[Provided data]

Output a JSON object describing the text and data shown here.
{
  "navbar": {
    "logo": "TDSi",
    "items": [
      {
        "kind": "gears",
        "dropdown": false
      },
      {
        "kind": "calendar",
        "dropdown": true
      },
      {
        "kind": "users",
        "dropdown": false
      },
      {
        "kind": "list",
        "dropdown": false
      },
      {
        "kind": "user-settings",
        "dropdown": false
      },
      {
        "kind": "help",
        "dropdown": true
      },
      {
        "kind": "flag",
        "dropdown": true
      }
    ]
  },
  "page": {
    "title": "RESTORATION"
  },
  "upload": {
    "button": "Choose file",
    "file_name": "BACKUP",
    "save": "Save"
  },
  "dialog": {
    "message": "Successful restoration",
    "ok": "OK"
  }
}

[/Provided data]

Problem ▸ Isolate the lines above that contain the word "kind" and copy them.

Output of the exercise ▸
        "kind": "gears",
        "kind": "calendar",
        "kind": "users",
        "kind": "list",
        "kind": "user-settings",
        "kind": "help",
        "kind": "flag",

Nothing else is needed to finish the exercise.